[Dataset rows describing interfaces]
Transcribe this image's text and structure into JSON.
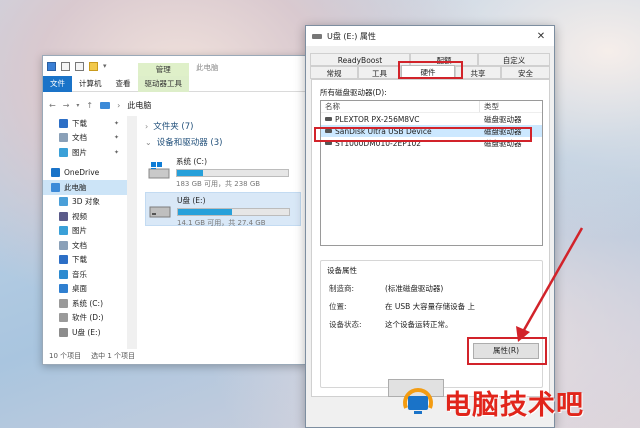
{
  "explorer": {
    "ribbon_tabs": [
      "文件",
      "计算机",
      "查看"
    ],
    "manage_tab": {
      "top": "管理",
      "bottom": "驱动器工具"
    },
    "page_title_tab": "此电脑",
    "address": "此电脑",
    "sidebar": [
      {
        "label": "下载",
        "pinned": true,
        "icon": "download-icon"
      },
      {
        "label": "文档",
        "pinned": true,
        "icon": "document-icon"
      },
      {
        "label": "图片",
        "pinned": true,
        "icon": "picture-icon"
      },
      {
        "label": "OneDrive",
        "pinned": false,
        "icon": "cloud-icon"
      },
      {
        "label": "此电脑",
        "pinned": false,
        "icon": "computer-icon"
      },
      {
        "label": "3D 对象",
        "pinned": false,
        "icon": "cube-icon"
      },
      {
        "label": "视频",
        "pinned": false,
        "icon": "video-icon"
      },
      {
        "label": "图片",
        "pinned": false,
        "icon": "picture-icon"
      },
      {
        "label": "文档",
        "pinned": false,
        "icon": "document-icon"
      },
      {
        "label": "下载",
        "pinned": false,
        "icon": "download-icon"
      },
      {
        "label": "音乐",
        "pinned": false,
        "icon": "music-icon"
      },
      {
        "label": "桌面",
        "pinned": false,
        "icon": "desktop-icon"
      },
      {
        "label": "系统 (C:)",
        "pinned": false,
        "icon": "drive-icon"
      },
      {
        "label": "软件 (D:)",
        "pinned": false,
        "icon": "drive-icon"
      },
      {
        "label": "U盘 (E:)",
        "pinned": false,
        "icon": "usb-icon"
      }
    ],
    "folders_group": "文件夹 (7)",
    "devices_group": "设备和驱动器 (3)",
    "drives": [
      {
        "name": "系统 (C:)",
        "free": "183 GB 可用，共 238 GB",
        "used_fraction": 0.23
      },
      {
        "name": "U盘 (E:)",
        "free": "14.1 GB 可用，共 27.4 GB",
        "used_fraction": 0.49
      }
    ],
    "status_items": "10 个项目",
    "status_selected": "选中 1 个项目"
  },
  "dialog": {
    "title": "U盘 (E:) 属性",
    "close": "✕",
    "tabs_row1": [
      "ReadyBoost",
      "配额",
      "自定义"
    ],
    "tabs_row2": [
      "常规",
      "工具",
      "硬件",
      "共享",
      "安全"
    ],
    "active_tab": "硬件",
    "all_drives_label": "所有磁盘驱动器(D):",
    "columns": [
      "名称",
      "类型"
    ],
    "rows": [
      {
        "name": "PLEXTOR PX-256M8VC",
        "type": "磁盘驱动器"
      },
      {
        "name": "SanDisk Ultra USB Device",
        "type": "磁盘驱动器"
      },
      {
        "name": "ST1000DM010-2EP102",
        "type": "磁盘驱动器"
      }
    ],
    "props_caption": "设备属性",
    "props": [
      {
        "k": "制造商:",
        "v": "(标准磁盘驱动器)"
      },
      {
        "k": "位置:",
        "v": "在 USB 大容量存储设备 上"
      },
      {
        "k": "设备状态:",
        "v": "这个设备运转正常。"
      }
    ],
    "props_button": "属性(R)"
  },
  "watermark": "电脑技术吧",
  "colors": {
    "highlight": "#d2232a",
    "accent": "#1a73c8",
    "progress": "#26a0da"
  }
}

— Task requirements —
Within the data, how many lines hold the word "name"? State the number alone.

— Task output —
5